Crate Skimmers #16 Iggy Pop – Lust for Life

Owned since: 2007

Genre: Really?

Where I bought it: One of the rare records I ‘stole’ from my dad’s collection

Year: 1977

Label/pressing: RCA Victor

If there is a one trick-pony in rock history it might as well be this record. There isn’t a bigger Iggy Pop song then Lust Of Life. As a cult hit in the 70’s, as the soundtrack to Trainspotting and it still popping up everywhere today, its terror has spread several generations now. Every time those galloping drums start you just know Pop will be sneering at you for the next 5 minutes. It’s such an evergreen, completely played to death. And of course the name giver for what is the real solo debut of little James Newell Osterberg Jr. to the rock crowd. Kill City, while great, is a collaboration with fellow stooge James Williamson and a drug-filled mess. Not even starting with The Idiot, which I poorly don’t own a copy of and is one of my all time favorites, which was famously recorded by a ‘drug free’ David Bowie and Pop in Berlin.

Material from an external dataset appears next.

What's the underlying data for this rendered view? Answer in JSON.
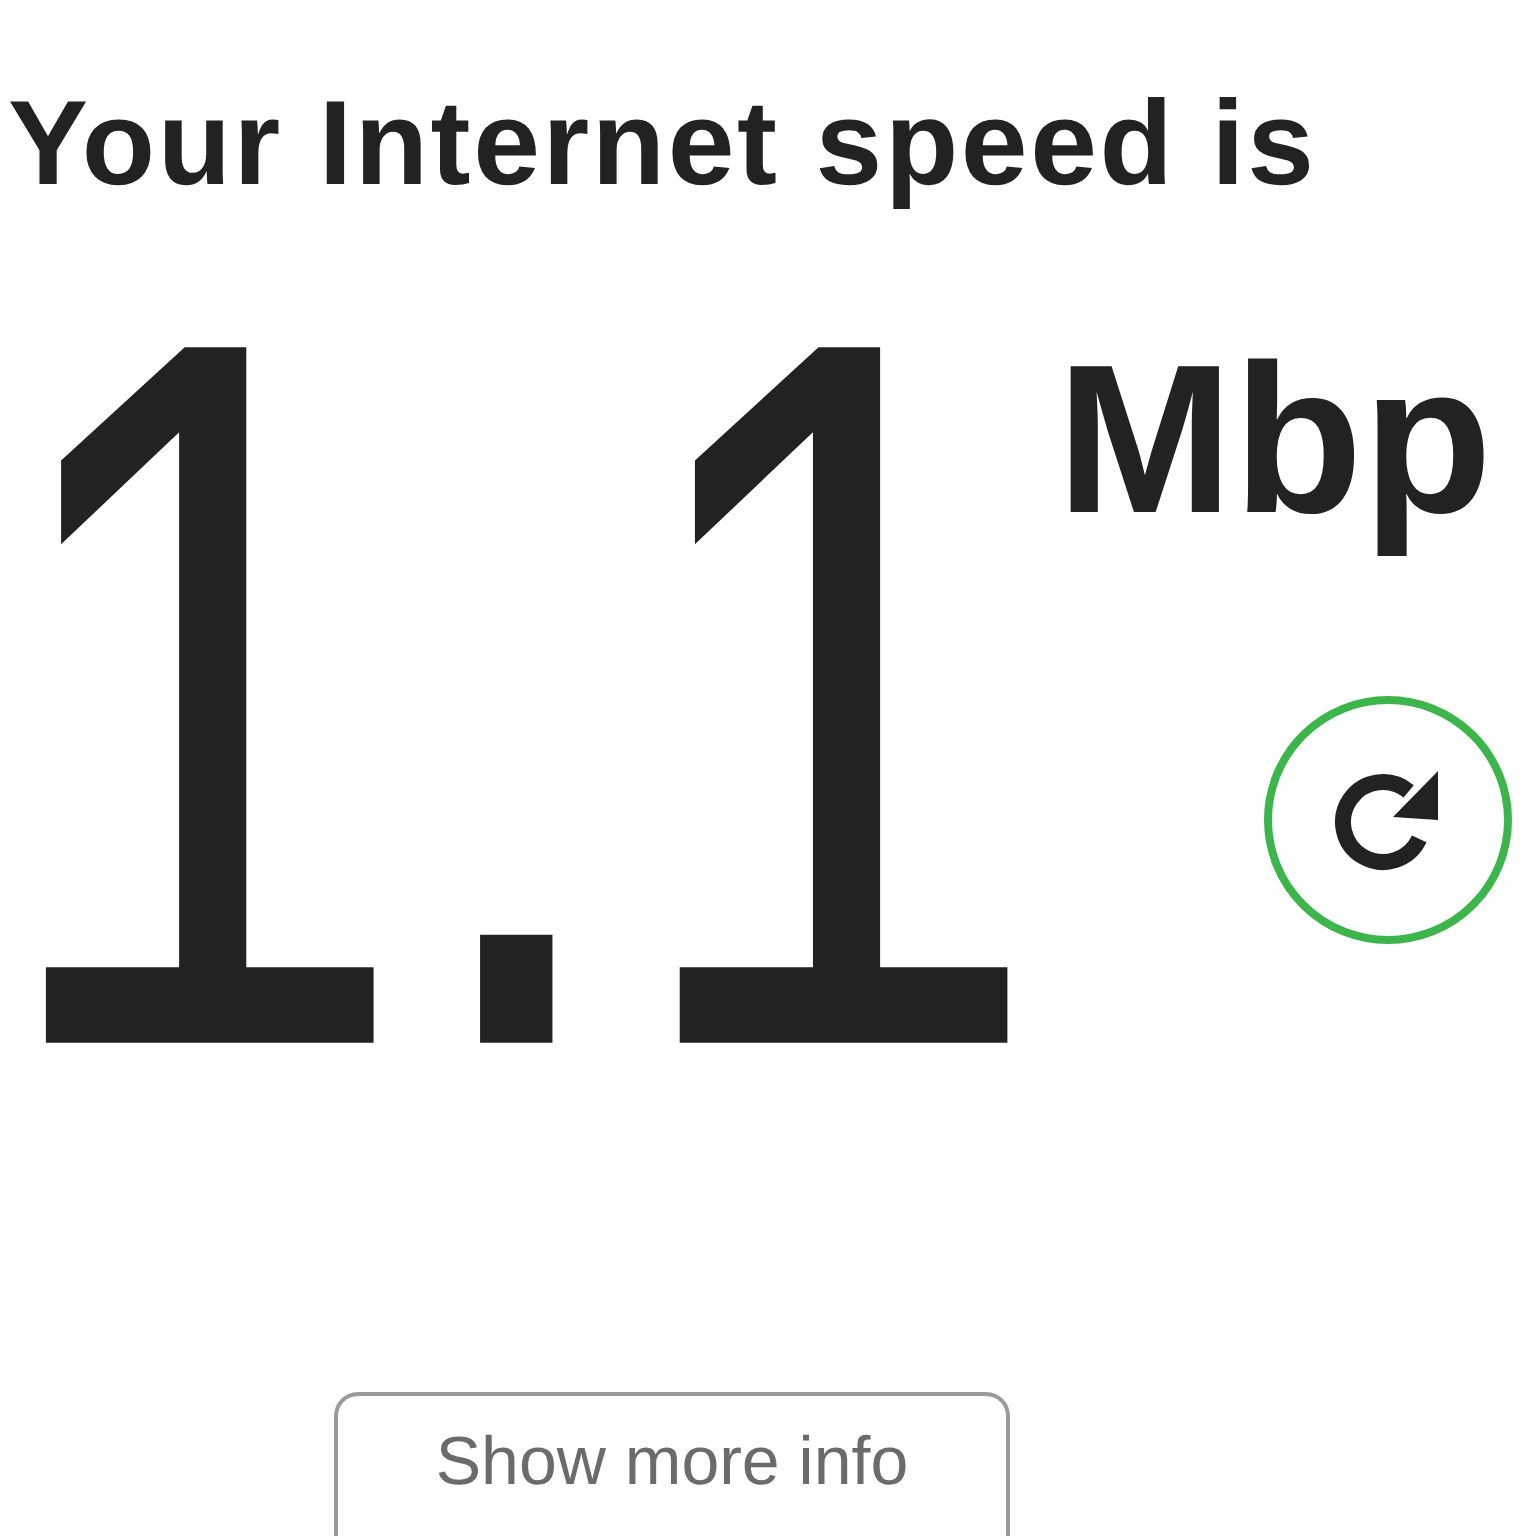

Lust for Life was released the same year and can’t be more than lightyears removed from the drug zombie mood on the Idiot. Also recorded in Berlin, this is a pure rock record that recalls a fair bit of early Alice Cooper and Lou Reed’s more rocking work of the 70’s. So, rock music that is close to glam but never really jumps over that bar and just sounds like fancy bar-rock with a heavy Bowie touch to it all. Because, boy, Bowie’s fingerprints are all over this. You can hear him trying to steer future Iggy around Raw Power in the pop direction. Sixteen is pretty much a Stooges song made to fill a festival field. Loud stomping nonsense going nowhere and a bit in poor taste knowing both man’s personal lives. And well for the rest? Loads of rocking tunes to drive around in the 70’s, I guess.

Some Weird Sin is the closest we’re getting to The Idiot with it’s weird sluggish rock & roll feel and maybe one of my favorite 2 notes guitar solos ever. It is very much The Stooges and very much radio friendly classic rock at the same time, even more with the chorus where Bowie joins in. Absolutely perfect classic rock radio fodder if I ever heard ever, and the song that sold this record to my dad for sure because it got a fair bit of airplay around it’s release. The Passenger is the two-trick-pony on this one-trick-pony record; a song so overused on film and movie soundtracks, it is near impossible to pinpoint what started the trend. Bauhaus covered it, Souxie did, Michael Hutchence did it for the Batman Forever soundtrack, not to even start with the several commercials that it was also in. Like Lust For Life, I bet I heard it more than a thousand times in my life and unlike Lust For Life I still think it rules. Just such a cool little semi-bluesy tune that remains raw enough to keep the interest going and has one of the most infectious choruses ever. Pop kind of sing talks over it till he reaches near-shouting around the middle and goes back to sing talking again. Such a perfect little rock song in every way and one I will never tire of.

Tonight feels more like a Bowie song than a Pop song. Which is cool and all because it, of course, is a Bowie song, who recorded a ska(!) fueled version of it for 1984’s Tonight even though this does blow that version out of the water. Just a nice little rock song, little more. Success on the other hand fits Pop like a glove. A big swaggering weird glam-rock number where he can screech HERE COMES A SUCCESS a whole lot and name all the luxury stuff he is getting. Big old bar-band vibe to this with the loud high pitched solo and hand claps coming together, such a great little tune. Turn Blue is a bit of a boring blues song that never really goes anywhere and is by far the weakest thing on here.

Which leads to Neighborhood Threat, a gem of a Pop tune. Just such an ugly like 3.5 minutes of murky guitar solos and piano with Pop yelling over it about the threat of the neighborhood. It’s for me the perfect mix between what Bowie brought to this record and Pop’s personal styling, God the jaunty piano in this being upsurged by the swampy echo bass is such a good sound.

Fall In Love With Me is a perfect ending. 6.5 minutes of bluesy, slow debauchery of Pop trying to get some girl to fall in love with him in a Berlin saloon. Slowly speeding up, getting louder and ending on a strong little organ solo. A perfect way to get this weird slice of vinyl out of my life.

Lust For Life is a cult artist hitting gold for once through a mix of circumstances and just never stopping charisma. It’s just a really solid rock record that feels a lot more calculated than most stuff Pop had done so far. Gone is the anarchism of The Stooges and in comes an album that is ‘raw’, but also strangely ready for the airwaves. While he would have several hits (and good records) later this is for sure the top of Pop being anything close to a star, but he seems happy with his grandfather of punk thing he’d still got going for him.

Anyway, here is Pop destroying the sets on legendary Dutch music show TopPop which made this a hit in the Netherlands

Slooty Pop:

The pinnacle of the 2000’s, imo